▸ **What you need to do**
From the entries below, list each line with "Selecteer".

BEGIN Exercise input

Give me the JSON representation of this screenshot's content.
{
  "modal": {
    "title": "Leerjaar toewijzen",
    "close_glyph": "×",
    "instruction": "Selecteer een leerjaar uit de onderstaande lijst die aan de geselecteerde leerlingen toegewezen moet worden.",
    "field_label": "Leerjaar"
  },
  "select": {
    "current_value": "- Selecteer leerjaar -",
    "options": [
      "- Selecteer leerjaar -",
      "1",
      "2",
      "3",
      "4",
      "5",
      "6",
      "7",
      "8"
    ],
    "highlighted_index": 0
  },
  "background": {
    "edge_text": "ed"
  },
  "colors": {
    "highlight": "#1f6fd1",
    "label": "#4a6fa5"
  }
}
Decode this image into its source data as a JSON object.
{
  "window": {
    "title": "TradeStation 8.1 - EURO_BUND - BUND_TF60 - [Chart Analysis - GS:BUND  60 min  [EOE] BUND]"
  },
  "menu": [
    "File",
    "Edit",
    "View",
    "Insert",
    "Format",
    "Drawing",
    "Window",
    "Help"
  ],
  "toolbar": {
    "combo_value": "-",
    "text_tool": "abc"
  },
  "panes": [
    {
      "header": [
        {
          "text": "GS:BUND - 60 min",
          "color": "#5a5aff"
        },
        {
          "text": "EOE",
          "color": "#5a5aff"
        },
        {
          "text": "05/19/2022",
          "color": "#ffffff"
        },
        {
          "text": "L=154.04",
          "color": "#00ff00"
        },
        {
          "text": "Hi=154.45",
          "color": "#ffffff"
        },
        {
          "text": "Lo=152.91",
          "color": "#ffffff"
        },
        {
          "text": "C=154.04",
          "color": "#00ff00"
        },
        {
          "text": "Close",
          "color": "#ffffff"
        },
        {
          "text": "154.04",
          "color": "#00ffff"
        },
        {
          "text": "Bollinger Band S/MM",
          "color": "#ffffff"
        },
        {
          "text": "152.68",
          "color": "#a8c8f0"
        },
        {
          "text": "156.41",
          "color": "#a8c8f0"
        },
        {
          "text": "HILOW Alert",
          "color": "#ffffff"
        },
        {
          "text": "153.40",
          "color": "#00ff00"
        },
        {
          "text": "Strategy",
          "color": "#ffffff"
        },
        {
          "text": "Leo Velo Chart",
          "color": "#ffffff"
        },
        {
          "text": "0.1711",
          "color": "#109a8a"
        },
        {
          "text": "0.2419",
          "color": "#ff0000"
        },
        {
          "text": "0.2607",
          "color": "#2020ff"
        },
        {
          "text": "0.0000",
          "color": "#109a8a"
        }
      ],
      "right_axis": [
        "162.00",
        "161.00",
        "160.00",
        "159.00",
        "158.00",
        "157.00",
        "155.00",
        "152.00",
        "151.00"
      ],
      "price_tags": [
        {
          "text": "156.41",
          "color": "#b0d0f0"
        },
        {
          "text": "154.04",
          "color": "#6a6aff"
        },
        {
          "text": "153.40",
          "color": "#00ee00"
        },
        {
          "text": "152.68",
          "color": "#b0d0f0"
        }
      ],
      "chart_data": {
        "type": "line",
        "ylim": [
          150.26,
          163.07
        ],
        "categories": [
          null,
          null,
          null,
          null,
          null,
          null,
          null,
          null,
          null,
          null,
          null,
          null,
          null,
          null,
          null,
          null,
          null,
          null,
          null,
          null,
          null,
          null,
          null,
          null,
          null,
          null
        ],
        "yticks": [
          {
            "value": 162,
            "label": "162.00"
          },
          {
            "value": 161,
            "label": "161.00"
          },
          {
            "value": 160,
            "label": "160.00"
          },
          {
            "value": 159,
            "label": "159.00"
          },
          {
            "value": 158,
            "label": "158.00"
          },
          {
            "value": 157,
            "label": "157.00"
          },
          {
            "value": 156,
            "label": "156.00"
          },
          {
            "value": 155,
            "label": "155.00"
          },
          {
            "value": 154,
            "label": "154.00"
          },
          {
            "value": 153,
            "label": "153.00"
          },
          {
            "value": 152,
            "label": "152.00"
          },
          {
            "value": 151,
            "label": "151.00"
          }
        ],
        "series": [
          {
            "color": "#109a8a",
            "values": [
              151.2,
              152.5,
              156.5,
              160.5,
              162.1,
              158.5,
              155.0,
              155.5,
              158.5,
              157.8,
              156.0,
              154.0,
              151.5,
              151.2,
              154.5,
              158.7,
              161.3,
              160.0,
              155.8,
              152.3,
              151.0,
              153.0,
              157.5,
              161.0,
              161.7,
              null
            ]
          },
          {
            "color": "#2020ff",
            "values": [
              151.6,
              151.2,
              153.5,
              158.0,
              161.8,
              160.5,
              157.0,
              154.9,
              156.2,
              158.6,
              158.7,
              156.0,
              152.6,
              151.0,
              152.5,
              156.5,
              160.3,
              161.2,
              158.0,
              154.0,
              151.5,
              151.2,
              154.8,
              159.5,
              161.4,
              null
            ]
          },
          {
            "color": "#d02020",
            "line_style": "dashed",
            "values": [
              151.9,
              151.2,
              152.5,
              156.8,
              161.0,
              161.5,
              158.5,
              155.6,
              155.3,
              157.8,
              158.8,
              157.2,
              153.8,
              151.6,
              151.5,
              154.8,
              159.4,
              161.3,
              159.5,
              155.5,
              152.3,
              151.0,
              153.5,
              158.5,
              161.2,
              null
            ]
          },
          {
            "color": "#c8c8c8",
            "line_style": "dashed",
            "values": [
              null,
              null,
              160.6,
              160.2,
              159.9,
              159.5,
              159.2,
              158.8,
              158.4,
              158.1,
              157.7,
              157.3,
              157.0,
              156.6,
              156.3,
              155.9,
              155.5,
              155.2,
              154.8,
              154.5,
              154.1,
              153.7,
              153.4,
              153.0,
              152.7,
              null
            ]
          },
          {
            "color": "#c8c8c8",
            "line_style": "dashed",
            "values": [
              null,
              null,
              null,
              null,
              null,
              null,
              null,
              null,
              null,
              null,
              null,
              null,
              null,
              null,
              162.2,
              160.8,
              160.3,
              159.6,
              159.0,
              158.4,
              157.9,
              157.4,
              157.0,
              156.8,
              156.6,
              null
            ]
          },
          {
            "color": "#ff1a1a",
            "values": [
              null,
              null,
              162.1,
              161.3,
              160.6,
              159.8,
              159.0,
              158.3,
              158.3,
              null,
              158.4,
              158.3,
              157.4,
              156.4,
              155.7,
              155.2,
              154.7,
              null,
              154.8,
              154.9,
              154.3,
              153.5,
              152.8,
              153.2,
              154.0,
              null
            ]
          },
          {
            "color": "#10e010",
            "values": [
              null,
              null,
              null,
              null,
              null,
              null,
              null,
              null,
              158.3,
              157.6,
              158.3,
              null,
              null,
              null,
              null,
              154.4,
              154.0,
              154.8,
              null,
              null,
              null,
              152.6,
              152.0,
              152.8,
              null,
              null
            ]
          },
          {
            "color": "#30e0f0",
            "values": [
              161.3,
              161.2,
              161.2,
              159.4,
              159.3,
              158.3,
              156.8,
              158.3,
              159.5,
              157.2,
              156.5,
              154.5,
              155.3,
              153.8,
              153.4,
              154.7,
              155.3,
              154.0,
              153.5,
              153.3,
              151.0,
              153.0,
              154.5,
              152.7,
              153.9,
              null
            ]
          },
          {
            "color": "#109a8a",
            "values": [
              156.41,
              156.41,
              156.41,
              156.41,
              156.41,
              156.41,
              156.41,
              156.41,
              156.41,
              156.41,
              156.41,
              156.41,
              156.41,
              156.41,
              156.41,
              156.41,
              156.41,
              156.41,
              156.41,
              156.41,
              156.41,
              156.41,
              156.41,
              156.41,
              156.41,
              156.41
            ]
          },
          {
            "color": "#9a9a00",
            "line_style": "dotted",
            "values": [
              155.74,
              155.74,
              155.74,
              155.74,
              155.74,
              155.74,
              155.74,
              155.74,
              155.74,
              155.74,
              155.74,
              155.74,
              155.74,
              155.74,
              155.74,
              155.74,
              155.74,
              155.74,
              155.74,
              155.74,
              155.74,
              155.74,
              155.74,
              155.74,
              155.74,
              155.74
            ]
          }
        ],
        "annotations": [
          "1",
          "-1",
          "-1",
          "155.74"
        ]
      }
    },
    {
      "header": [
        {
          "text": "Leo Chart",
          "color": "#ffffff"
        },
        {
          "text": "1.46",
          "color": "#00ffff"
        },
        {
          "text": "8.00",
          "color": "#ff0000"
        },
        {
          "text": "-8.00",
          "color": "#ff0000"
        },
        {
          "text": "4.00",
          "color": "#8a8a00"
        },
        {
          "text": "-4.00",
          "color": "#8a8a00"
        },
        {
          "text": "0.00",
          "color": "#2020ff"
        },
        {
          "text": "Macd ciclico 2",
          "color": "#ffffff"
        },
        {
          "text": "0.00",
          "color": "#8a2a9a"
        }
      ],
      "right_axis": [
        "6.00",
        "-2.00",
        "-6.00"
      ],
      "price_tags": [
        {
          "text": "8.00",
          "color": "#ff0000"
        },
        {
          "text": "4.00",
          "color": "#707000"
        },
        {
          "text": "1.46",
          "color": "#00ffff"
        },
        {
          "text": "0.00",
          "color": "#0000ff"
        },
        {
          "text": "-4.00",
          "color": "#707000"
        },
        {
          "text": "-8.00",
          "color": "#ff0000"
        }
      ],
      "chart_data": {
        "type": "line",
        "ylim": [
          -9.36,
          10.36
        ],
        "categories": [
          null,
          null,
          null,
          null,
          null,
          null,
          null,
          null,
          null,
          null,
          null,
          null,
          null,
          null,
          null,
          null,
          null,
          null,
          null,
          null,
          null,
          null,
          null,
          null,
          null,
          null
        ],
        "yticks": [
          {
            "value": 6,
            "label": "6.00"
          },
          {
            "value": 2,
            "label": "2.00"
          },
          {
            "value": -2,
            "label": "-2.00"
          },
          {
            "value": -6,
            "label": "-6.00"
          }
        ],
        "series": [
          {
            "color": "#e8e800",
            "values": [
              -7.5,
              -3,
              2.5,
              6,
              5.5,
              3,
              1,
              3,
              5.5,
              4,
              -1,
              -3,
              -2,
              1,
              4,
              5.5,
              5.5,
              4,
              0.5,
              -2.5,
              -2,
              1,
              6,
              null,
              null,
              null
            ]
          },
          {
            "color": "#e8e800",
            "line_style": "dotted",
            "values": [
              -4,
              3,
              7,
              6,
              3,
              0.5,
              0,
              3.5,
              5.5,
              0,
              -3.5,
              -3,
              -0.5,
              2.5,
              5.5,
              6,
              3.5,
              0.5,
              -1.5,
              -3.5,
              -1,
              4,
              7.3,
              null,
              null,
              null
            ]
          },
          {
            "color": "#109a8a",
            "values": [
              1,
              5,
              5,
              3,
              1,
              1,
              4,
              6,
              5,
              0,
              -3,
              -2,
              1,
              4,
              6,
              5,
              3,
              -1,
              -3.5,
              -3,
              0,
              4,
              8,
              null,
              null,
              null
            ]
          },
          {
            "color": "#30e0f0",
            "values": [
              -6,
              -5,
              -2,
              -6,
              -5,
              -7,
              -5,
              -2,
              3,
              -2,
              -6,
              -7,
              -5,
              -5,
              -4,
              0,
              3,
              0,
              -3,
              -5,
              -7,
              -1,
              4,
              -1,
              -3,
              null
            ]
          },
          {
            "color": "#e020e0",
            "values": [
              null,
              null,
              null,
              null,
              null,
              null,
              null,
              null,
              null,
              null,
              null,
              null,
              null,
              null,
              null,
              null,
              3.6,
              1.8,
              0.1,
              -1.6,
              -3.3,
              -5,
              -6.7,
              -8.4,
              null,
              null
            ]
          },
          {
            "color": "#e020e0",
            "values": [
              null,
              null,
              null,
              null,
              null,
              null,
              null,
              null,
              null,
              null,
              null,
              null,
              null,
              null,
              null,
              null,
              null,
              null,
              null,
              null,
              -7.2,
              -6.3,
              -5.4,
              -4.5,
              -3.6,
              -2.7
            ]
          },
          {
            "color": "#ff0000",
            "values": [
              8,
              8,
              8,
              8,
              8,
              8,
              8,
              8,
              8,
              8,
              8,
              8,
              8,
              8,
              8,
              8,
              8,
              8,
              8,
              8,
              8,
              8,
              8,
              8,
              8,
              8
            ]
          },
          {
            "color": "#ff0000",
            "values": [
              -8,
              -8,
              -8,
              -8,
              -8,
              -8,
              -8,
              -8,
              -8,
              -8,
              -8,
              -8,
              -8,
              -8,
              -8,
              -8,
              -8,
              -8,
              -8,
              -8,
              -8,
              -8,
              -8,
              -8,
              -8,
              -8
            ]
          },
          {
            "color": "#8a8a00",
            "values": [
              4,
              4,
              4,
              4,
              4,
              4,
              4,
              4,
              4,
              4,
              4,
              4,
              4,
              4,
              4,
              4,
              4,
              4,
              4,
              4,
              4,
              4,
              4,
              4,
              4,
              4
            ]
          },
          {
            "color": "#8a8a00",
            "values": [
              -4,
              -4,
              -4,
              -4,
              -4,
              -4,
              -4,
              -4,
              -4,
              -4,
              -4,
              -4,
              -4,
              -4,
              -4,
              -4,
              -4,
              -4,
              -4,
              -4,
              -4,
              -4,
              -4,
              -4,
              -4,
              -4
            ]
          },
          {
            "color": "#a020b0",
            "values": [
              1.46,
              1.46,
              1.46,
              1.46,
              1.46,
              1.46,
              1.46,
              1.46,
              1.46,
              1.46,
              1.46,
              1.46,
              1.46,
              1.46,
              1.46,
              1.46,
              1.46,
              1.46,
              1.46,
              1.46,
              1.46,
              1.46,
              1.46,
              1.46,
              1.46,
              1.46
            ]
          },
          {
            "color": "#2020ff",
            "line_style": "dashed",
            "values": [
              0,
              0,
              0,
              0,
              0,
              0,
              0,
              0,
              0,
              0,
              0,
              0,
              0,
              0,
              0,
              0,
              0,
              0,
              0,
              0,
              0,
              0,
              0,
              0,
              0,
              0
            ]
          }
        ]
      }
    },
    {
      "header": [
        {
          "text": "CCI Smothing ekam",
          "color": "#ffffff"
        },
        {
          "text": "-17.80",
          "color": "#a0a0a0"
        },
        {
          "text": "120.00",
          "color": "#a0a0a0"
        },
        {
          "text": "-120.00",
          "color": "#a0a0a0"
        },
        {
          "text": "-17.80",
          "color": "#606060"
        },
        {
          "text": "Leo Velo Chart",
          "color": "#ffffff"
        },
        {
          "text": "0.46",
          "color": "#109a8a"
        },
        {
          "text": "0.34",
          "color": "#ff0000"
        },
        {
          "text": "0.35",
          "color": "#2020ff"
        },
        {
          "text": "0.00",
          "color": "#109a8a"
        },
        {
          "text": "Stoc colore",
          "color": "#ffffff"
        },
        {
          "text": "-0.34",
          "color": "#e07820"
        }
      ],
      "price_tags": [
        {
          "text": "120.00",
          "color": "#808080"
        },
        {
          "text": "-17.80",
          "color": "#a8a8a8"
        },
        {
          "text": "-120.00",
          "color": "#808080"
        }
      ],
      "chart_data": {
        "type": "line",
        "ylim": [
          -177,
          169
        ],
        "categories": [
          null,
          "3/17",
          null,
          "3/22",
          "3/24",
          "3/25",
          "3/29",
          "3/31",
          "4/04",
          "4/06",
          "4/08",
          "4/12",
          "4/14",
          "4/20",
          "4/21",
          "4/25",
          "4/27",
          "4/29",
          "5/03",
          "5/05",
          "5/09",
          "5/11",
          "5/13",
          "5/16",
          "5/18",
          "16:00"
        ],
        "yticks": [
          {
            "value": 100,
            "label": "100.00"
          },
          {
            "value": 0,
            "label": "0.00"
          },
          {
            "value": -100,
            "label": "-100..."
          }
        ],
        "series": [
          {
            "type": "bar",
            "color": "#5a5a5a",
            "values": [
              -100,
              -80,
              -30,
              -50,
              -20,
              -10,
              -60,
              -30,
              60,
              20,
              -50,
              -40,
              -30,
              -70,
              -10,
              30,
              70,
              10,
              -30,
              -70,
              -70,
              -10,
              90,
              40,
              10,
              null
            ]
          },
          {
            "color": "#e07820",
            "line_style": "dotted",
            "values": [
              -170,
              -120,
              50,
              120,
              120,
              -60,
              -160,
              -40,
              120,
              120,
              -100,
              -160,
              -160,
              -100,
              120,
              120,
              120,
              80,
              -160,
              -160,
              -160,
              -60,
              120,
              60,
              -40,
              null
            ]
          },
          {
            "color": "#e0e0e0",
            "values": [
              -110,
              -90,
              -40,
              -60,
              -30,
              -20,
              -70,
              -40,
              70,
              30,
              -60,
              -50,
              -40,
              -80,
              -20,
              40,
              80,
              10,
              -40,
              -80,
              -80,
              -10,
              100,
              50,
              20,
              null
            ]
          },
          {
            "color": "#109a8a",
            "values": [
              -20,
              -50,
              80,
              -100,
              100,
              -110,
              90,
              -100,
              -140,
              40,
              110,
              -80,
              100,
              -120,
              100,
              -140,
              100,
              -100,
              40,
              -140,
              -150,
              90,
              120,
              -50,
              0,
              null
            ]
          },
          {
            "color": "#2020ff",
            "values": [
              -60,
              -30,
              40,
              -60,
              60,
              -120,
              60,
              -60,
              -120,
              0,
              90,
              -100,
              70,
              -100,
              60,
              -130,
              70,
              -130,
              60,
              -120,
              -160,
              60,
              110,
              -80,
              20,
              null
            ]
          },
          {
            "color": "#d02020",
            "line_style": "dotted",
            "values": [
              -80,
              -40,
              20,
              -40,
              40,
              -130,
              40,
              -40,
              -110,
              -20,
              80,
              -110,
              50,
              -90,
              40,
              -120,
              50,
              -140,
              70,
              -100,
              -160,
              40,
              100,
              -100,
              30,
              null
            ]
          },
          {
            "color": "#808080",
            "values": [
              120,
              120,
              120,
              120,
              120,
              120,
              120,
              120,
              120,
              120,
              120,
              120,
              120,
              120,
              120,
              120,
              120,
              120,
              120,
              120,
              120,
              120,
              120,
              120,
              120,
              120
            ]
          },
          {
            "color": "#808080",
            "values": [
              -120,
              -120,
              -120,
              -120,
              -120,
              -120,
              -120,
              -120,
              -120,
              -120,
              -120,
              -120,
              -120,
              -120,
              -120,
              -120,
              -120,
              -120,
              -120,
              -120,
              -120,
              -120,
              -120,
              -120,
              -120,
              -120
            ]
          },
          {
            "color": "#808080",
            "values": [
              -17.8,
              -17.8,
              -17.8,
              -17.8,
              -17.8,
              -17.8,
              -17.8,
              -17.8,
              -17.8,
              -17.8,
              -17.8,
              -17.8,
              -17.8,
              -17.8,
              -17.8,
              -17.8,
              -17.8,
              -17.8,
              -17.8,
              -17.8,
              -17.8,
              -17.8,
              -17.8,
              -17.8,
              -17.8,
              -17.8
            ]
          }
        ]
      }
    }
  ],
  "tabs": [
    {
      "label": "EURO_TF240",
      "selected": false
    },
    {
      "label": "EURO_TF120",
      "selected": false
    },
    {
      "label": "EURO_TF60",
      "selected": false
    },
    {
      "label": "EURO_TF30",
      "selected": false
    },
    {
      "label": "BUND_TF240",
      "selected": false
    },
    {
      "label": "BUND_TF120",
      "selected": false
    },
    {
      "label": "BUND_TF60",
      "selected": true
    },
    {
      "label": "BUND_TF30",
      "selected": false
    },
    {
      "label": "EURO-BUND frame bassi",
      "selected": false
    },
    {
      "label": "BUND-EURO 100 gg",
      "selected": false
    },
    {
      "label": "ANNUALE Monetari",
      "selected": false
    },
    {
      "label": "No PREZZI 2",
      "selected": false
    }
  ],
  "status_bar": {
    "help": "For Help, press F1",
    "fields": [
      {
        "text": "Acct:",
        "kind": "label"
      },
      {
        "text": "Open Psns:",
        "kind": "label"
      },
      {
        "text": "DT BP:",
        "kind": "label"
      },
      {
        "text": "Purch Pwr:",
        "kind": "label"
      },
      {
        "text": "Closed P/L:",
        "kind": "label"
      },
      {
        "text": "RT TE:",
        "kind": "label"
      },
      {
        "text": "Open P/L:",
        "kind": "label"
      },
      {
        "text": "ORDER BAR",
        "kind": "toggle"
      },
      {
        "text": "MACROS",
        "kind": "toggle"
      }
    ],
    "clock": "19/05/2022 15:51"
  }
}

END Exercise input

▸ **Answer to this problem**
    "instruction": "Selecteer een leerjaar uit de onderstaande lijst die aan de geselecteerde leerlingen toegewezen moet worden.",
    "current_value": "- Selecteer leerjaar -",
      "- Selecteer leerjaar -",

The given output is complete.